-- Opening Marker --

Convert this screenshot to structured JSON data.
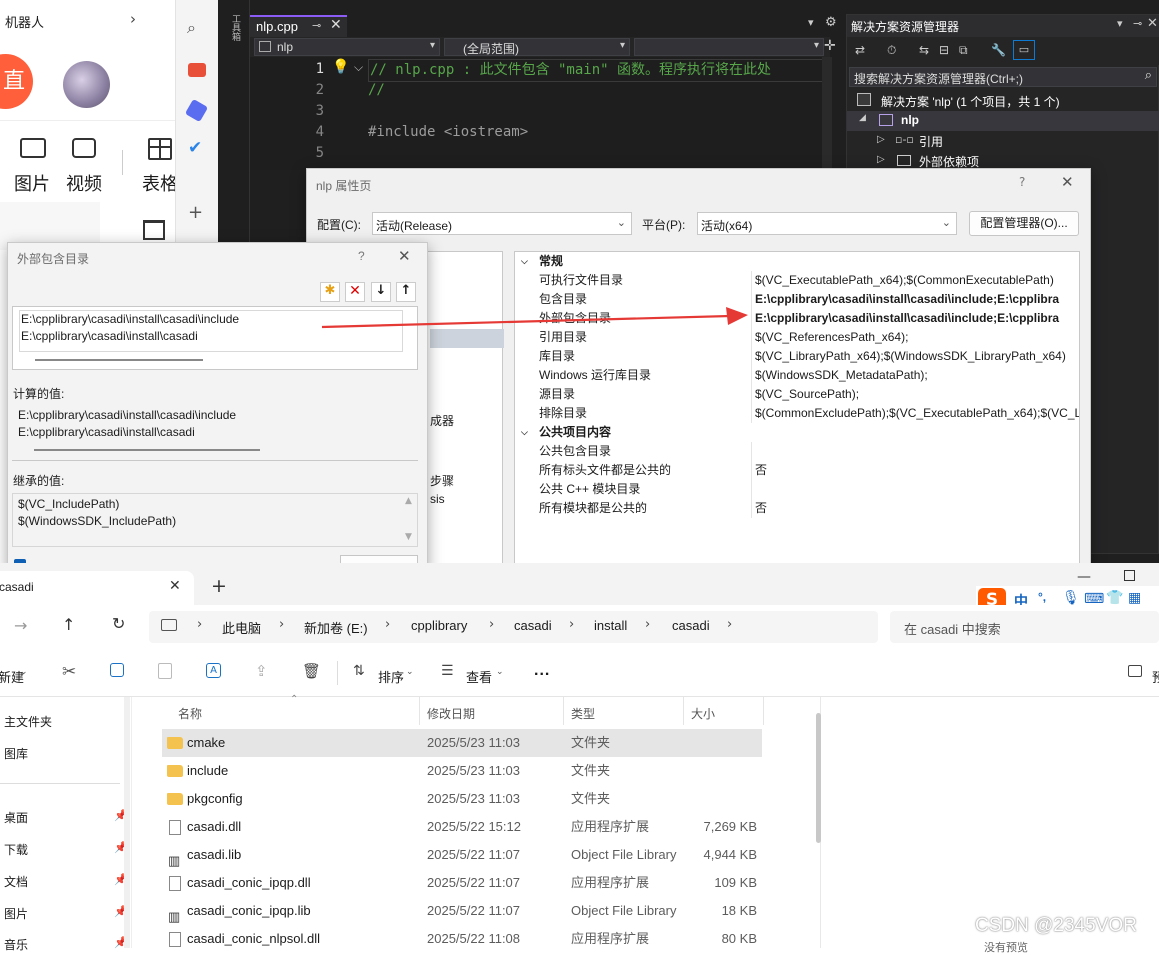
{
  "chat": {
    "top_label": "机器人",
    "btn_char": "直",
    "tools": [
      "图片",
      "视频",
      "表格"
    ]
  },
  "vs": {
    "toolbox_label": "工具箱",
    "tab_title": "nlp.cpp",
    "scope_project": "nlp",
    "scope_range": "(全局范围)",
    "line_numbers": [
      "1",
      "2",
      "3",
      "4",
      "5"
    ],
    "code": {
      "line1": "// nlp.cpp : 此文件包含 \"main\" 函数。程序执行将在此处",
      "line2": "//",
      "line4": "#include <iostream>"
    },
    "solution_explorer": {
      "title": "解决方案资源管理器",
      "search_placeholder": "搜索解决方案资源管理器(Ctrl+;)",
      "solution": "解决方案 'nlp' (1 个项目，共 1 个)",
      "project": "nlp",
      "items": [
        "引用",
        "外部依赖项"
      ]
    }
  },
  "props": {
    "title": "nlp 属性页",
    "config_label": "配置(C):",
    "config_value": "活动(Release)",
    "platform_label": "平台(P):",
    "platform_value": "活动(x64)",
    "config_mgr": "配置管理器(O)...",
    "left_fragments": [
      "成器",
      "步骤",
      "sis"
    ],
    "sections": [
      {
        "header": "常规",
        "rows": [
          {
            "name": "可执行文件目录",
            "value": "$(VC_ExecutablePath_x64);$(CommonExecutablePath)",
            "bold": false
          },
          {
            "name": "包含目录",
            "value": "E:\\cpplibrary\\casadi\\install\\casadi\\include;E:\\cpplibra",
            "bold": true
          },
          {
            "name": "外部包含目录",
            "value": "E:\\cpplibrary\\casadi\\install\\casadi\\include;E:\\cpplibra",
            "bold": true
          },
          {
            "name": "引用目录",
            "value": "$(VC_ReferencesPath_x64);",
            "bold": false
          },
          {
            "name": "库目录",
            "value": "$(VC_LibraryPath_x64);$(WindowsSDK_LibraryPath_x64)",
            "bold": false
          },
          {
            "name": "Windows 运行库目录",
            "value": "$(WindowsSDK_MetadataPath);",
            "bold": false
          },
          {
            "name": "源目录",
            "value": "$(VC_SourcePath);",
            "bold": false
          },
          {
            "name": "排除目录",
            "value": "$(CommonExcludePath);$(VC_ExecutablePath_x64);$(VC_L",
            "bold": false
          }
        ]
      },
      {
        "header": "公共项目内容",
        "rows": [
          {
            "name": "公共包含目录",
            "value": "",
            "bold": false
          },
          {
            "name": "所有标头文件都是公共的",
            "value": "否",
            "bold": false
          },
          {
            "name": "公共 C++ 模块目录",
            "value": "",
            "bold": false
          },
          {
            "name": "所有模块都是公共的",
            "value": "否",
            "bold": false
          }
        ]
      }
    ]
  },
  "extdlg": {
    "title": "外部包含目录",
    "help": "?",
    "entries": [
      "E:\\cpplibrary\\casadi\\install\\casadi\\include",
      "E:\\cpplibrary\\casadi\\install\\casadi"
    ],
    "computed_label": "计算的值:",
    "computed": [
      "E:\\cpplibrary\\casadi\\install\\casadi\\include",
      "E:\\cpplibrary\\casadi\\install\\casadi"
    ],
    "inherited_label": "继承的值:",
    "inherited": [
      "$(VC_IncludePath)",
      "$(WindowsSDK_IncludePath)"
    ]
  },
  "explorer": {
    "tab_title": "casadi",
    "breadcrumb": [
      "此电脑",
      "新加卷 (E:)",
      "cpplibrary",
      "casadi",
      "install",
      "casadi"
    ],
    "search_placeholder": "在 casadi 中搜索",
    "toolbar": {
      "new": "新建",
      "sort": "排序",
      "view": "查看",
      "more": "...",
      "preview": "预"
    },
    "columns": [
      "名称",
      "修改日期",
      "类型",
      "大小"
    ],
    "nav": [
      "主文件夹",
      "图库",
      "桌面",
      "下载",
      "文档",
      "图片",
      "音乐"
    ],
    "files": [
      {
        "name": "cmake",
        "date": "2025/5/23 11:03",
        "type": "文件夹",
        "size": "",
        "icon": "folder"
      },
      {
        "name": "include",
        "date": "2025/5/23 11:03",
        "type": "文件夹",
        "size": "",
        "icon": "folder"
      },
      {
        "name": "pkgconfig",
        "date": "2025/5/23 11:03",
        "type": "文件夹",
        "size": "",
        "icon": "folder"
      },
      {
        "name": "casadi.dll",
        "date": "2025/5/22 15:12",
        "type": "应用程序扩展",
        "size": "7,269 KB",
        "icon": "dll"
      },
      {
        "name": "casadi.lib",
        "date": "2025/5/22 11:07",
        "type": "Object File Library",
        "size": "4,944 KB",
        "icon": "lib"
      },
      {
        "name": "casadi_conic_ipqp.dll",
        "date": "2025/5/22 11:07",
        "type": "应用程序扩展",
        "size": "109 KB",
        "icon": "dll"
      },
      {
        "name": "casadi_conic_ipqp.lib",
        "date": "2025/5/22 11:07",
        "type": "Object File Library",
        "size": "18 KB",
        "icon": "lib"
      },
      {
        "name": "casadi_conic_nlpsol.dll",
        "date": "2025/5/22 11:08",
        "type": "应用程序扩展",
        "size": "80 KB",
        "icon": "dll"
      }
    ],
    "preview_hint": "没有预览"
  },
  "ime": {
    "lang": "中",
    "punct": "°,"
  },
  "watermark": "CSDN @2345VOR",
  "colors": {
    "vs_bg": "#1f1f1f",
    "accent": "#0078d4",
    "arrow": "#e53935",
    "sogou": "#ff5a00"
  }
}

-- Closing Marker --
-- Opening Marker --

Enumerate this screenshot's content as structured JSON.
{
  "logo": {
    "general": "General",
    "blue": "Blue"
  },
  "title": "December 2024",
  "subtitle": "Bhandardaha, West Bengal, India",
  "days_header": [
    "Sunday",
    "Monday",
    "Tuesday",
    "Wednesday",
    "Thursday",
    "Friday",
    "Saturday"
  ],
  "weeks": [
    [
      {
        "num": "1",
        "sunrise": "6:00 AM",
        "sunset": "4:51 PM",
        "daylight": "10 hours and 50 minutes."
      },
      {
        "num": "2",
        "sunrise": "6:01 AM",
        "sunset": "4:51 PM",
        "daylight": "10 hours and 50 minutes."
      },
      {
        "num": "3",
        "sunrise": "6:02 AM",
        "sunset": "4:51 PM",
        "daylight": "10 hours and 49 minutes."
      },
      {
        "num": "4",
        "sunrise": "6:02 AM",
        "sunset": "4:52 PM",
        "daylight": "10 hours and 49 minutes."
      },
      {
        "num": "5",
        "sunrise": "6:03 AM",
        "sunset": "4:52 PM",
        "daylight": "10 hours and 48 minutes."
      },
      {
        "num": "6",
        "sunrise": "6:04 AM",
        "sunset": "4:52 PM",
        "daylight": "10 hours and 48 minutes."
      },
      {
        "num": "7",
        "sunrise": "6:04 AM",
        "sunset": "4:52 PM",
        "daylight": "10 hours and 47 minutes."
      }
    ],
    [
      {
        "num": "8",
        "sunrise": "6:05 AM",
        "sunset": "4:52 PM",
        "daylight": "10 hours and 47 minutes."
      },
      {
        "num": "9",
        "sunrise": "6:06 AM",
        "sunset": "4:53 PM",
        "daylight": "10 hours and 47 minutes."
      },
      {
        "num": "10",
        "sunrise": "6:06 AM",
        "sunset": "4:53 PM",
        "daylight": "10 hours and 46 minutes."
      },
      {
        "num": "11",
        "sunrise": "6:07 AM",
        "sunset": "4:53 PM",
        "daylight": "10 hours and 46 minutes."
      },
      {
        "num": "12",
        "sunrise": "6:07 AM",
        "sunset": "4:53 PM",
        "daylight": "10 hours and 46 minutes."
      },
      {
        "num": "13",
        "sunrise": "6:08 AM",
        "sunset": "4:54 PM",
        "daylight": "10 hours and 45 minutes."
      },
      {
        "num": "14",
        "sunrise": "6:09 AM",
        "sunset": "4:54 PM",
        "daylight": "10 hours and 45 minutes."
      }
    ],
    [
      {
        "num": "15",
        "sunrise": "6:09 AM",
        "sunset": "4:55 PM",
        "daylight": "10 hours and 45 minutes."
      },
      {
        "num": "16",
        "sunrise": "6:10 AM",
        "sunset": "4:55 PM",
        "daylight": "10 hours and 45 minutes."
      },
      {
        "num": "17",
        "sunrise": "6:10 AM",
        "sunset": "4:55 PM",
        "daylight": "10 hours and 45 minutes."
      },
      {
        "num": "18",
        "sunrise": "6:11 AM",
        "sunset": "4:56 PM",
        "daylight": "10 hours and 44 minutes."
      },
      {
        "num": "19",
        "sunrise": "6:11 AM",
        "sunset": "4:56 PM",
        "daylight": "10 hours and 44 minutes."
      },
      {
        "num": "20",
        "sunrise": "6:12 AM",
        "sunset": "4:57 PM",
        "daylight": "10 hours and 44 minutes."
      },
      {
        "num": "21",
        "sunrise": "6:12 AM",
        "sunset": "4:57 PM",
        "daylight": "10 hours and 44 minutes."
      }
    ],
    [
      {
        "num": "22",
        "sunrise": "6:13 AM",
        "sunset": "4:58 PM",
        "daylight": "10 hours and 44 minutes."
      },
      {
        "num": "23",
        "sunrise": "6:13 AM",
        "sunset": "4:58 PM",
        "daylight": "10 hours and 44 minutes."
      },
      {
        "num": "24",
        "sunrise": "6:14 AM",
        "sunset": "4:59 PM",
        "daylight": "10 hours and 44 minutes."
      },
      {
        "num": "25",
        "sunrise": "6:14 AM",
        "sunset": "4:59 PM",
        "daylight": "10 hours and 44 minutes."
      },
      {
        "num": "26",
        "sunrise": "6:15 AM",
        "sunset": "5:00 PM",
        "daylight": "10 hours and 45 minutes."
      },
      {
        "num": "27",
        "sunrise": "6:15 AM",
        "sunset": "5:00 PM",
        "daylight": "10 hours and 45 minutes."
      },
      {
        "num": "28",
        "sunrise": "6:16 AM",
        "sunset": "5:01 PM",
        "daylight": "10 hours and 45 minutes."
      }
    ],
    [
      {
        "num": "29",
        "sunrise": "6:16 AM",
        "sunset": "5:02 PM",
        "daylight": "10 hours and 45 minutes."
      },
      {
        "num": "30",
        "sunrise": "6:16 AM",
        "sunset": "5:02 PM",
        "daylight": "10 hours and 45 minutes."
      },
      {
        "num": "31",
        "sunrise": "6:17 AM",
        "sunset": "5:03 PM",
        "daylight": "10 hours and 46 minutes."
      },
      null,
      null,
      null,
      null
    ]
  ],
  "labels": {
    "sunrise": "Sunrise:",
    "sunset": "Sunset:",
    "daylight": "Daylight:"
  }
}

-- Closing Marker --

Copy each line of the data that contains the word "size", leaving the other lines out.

        "size": "",
        "size": "",
        "size": "",
        "size": "7,269 KB",
        "size": "4,944 KB",
        "size": "109 KB",
        "size": "18 KB",
        "size": "80 KB",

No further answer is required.